Special educational needs and disabilities (SEND) can affect a child or young person’s ability to learn. They can affect their:
- behaviour or ability to socialise, for example they may struggle to make friends
- reading and writing, for example because they have dyslexia
- ability to understand things
- concentration levels, for example because they have ADHD
- physical ability
If you're concerned your child may have a special educational need, you can speak to particular people depending on your child's age.
Talk to your family doctor (GP), health visitor or nurse.
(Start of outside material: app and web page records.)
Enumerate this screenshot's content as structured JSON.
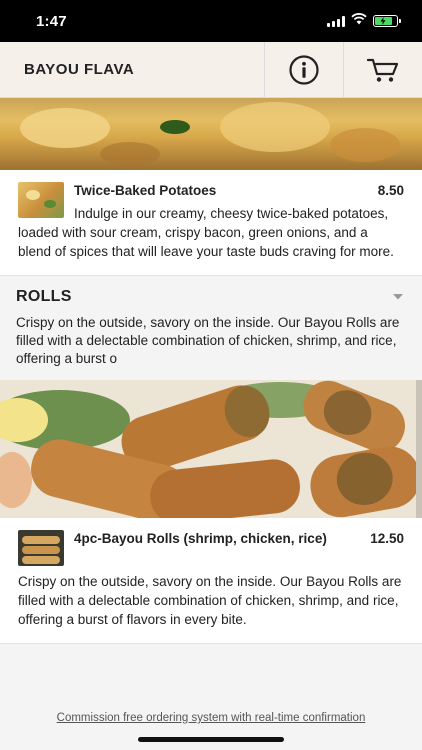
{
  "status_bar": {
    "time": "1:47",
    "battery_charging": true,
    "battery_level": 0.8
  },
  "header": {
    "brand": "BAYOU FLAVA",
    "info_icon": "info-icon",
    "cart_icon": "cart-icon"
  },
  "items_top": [
    {
      "name": "Twice-Baked Potatoes",
      "price": "8.50",
      "description": "Indulge in our creamy, cheesy twice-baked potatoes, loaded with sour cream, crispy bacon, green onions, and a blend of spices that will leave your taste buds craving for more."
    }
  ],
  "section": {
    "title": "ROLLS",
    "toggle_icon": "chevron-down-icon",
    "description": "Crispy on the outside, savory on the inside. Our Bayou Rolls are filled with a delectable combination of chicken, shrimp, and rice, offering a burst o"
  },
  "items_rolls": [
    {
      "name": "4pc-Bayou Rolls (shrimp, chicken, rice)",
      "price": "12.50",
      "description": "Crispy on the outside, savory on the inside. Our Bayou Rolls are filled with a delectable combination of chicken, shrimp, and rice, offering a burst of flavors in every bite."
    }
  ],
  "footer": {
    "link_text": "Commission free ordering system with real-time confirmation"
  },
  "colors": {
    "header_bg": "#f5f1ea",
    "status_bg": "#000000",
    "battery_green": "#4cd964"
  }
}
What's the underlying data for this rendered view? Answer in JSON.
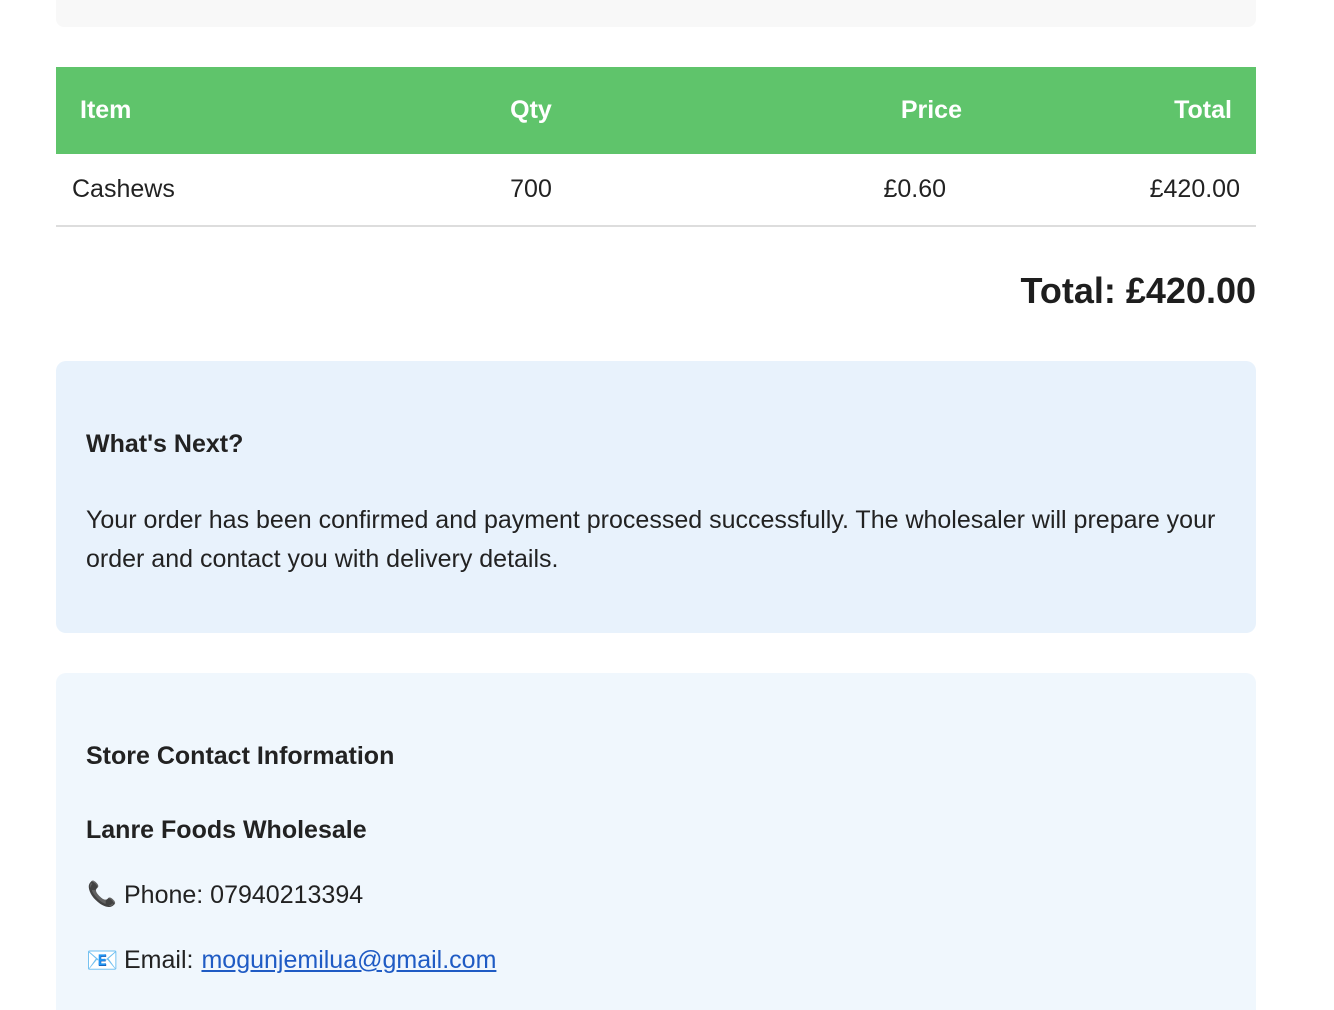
{
  "table": {
    "headers": {
      "item": "Item",
      "qty": "Qty",
      "price": "Price",
      "total": "Total"
    },
    "rows": [
      {
        "item": "Cashews",
        "qty": "700",
        "price": "£0.60",
        "total": "£420.00"
      }
    ]
  },
  "summary": {
    "grand_total": "Total: £420.00"
  },
  "next_steps": {
    "title": "What's Next?",
    "body": "Your order has been confirmed and payment processed successfully. The wholesaler will prepare your order and contact you with delivery details."
  },
  "contact": {
    "title": "Store Contact Information",
    "store_name": "Lanre Foods Wholesale",
    "phone_label": "Phone: 07940213394",
    "phone_icon": "telephone-icon",
    "email_label": "Email:",
    "email_icon": "envelope-icon",
    "email": "mogunjemilua@gmail.com"
  },
  "colors": {
    "header_green": "#5fc46b",
    "next_box_bg": "#e8f2fc",
    "contact_box_bg": "#f0f7fd",
    "link": "#1f5bc4"
  }
}
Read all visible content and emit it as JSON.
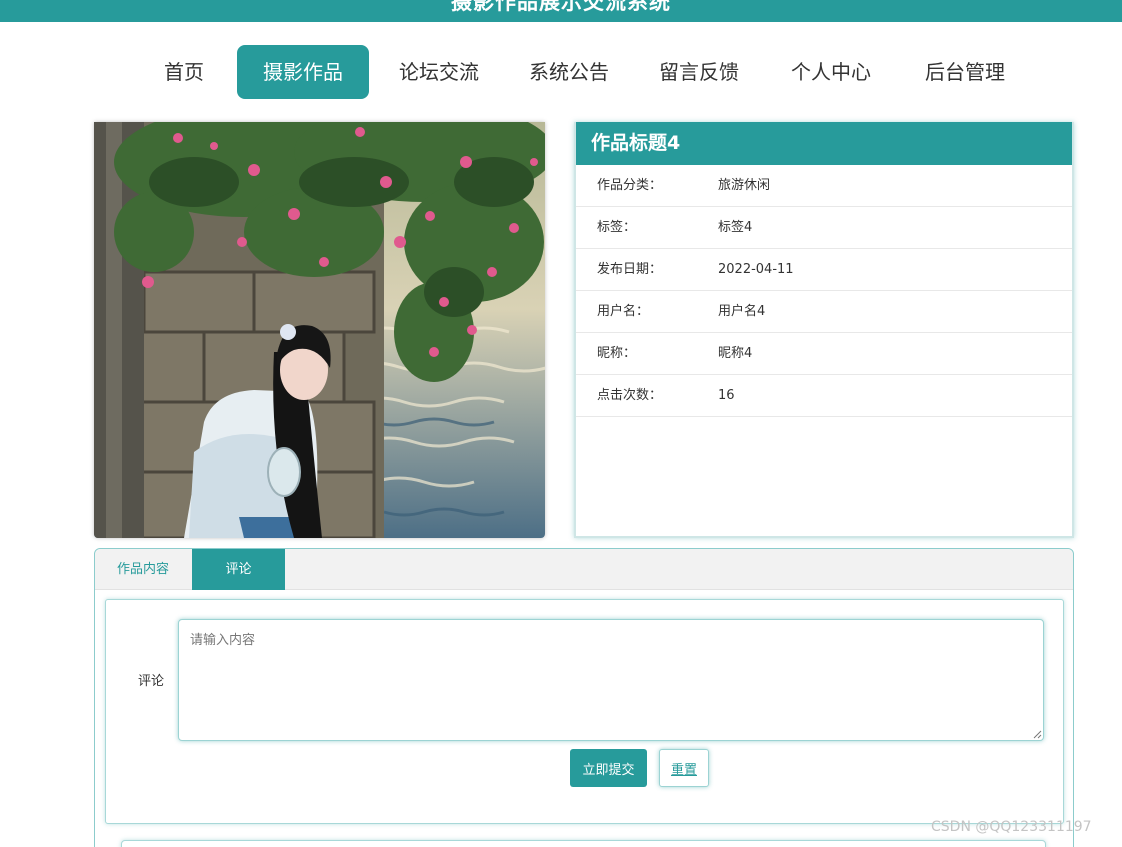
{
  "header": {
    "system_title": "摄影作品展示交流系统"
  },
  "nav": {
    "items": [
      {
        "label": "首页",
        "active": false
      },
      {
        "label": "摄影作品",
        "active": true
      },
      {
        "label": "论坛交流",
        "active": false
      },
      {
        "label": "系统公告",
        "active": false
      },
      {
        "label": "留言反馈",
        "active": false
      },
      {
        "label": "个人中心",
        "active": false
      },
      {
        "label": "后台管理",
        "active": false
      }
    ]
  },
  "work": {
    "title": "作品标题4",
    "fields": [
      {
        "label": "作品分类：",
        "value": "旅游休闲"
      },
      {
        "label": "标签：",
        "value": "标签4"
      },
      {
        "label": "发布日期：",
        "value": "2022-04-11"
      },
      {
        "label": "用户名：",
        "value": "用户名4"
      },
      {
        "label": "昵称：",
        "value": "昵称4"
      },
      {
        "label": "点击次数：",
        "value": "16"
      }
    ]
  },
  "tabs": [
    {
      "label": "作品内容",
      "active": false
    },
    {
      "label": "评论",
      "active": true
    }
  ],
  "comment_form": {
    "label": "评论",
    "placeholder": "请输入内容",
    "value": "",
    "submit_label": "立即提交",
    "reset_label": "重置"
  },
  "watermark": "CSDN @QQ123311197",
  "colors": {
    "primary": "#279b9b",
    "tab_bar": "#f2f2f2",
    "border": "#9cd3d3"
  }
}
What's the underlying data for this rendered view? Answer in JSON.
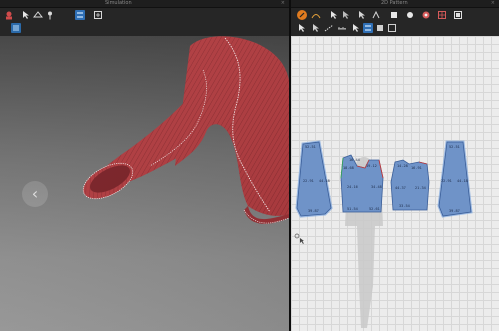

If they share your concerns they might suggest your child sees a paediatrician or they may make a referral to a specialist for further investigation.
If your child is in a childcare provision you should speak to their key person or the Special Educational Needs Coordinator (SENCO). They may share your concerns and suggest that you request a referral from your GP to a paediatrician or specialist, or they may decide to monitor your child’s progress more closely before you speak to your GP about making a referral.
Your local Children’s Centre can provide advice and can help your child's development through play and learning experiences.
Talk to your family doctor (GP). If they share your concerns they might suggest your child sees a paediatrician or they may make a referral to a specialist for further investigation.
Speak to your child’s class teacher or SENCO. If the concerns are about educational needs, you should ask the school or college about the additional support that the education setting can put in place to support your child’s development including:
- help and advice from advisory services and the Educational Psychology Service or
- individual support from a Learning Support Assistant
Contact your local council if your child isn’t in a school or nursery.
The SEND Information, Advice and Support (SENDIAS) Service can also give you advice about SEND.